The EC said commitments by Apple, Simon & Schuster and HarperCollins of the US, plus Hachette of France and Verlagsgruppe Georg von Holtzbrinck from Germany, had been made legally binding.
That would “restore normal competitive conditions” in the market, it added.
It said it had been concerned that the companies “may have contrived to limit retail price competition for ebooks,” but they had now agreed to terminate or amend agreements over the next five years to remedy the issue.
The firms would also offer retailers freedom to discount ebooks during a two-year period.
“While each separate publisher and each retailer of ebooks are free to choose the type of business relationship they prefer, any form of collusion to restrict or eliminate competition is simply unacceptable,” EC Competition Commissioner Joaquin Almunia said in a statement.
“The commitments proposed ... will restore normal competitive conditions in this new and fast-moving market, to the benefit of the buyers and readers of ebooks,” Almunia said.
The EC said that when it launched the probe last year, Penguin, owned by Britain’s Pearson group, had been included.
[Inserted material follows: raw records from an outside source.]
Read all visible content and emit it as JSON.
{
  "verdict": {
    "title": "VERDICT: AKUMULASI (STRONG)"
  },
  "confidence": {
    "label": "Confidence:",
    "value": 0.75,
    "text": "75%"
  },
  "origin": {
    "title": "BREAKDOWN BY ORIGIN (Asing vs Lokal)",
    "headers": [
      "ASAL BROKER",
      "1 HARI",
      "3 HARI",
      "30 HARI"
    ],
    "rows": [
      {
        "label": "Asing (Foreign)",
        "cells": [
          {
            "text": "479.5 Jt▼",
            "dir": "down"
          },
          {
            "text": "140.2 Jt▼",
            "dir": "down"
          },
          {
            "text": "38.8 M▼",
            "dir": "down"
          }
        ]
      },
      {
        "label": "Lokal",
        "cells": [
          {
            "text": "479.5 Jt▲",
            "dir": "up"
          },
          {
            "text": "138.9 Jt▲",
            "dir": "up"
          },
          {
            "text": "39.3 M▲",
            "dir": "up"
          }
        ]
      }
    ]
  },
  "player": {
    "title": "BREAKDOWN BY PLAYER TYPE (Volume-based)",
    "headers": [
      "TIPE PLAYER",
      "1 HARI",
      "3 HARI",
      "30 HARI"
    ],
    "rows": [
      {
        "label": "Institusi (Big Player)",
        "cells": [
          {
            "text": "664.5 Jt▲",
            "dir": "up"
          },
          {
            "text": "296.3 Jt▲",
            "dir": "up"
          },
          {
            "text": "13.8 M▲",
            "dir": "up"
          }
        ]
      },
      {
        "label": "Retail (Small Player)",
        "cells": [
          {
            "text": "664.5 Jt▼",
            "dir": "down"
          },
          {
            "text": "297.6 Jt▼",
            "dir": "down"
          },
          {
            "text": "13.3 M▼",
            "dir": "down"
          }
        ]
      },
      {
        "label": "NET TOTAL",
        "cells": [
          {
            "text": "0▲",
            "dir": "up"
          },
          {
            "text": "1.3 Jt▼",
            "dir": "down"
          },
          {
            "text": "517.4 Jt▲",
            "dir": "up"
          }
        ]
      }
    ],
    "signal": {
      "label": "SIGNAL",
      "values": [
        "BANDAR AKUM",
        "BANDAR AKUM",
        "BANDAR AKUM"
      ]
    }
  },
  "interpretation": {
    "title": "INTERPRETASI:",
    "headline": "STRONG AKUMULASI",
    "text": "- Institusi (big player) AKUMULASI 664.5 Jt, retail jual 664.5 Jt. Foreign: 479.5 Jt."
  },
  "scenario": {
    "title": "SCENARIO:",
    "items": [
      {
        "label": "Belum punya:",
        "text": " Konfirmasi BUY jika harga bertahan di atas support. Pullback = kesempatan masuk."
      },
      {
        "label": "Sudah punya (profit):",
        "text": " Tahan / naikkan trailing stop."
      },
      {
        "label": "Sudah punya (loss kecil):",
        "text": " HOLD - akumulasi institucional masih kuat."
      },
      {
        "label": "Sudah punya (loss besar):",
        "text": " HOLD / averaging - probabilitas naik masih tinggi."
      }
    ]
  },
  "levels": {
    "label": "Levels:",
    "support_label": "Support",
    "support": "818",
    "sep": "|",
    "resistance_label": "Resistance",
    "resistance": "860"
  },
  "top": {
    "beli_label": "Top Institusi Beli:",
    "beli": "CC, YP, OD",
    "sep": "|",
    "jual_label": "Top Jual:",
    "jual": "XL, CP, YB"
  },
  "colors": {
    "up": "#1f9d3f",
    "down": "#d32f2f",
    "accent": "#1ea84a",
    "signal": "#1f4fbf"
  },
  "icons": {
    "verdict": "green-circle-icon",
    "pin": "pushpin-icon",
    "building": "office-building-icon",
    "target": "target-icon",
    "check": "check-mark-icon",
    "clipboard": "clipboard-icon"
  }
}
While yesterday’s decision did not cover Penguin, it said it was in talks with the publisher on the possible commitments it could make which “would allow an early closure of proceedings.”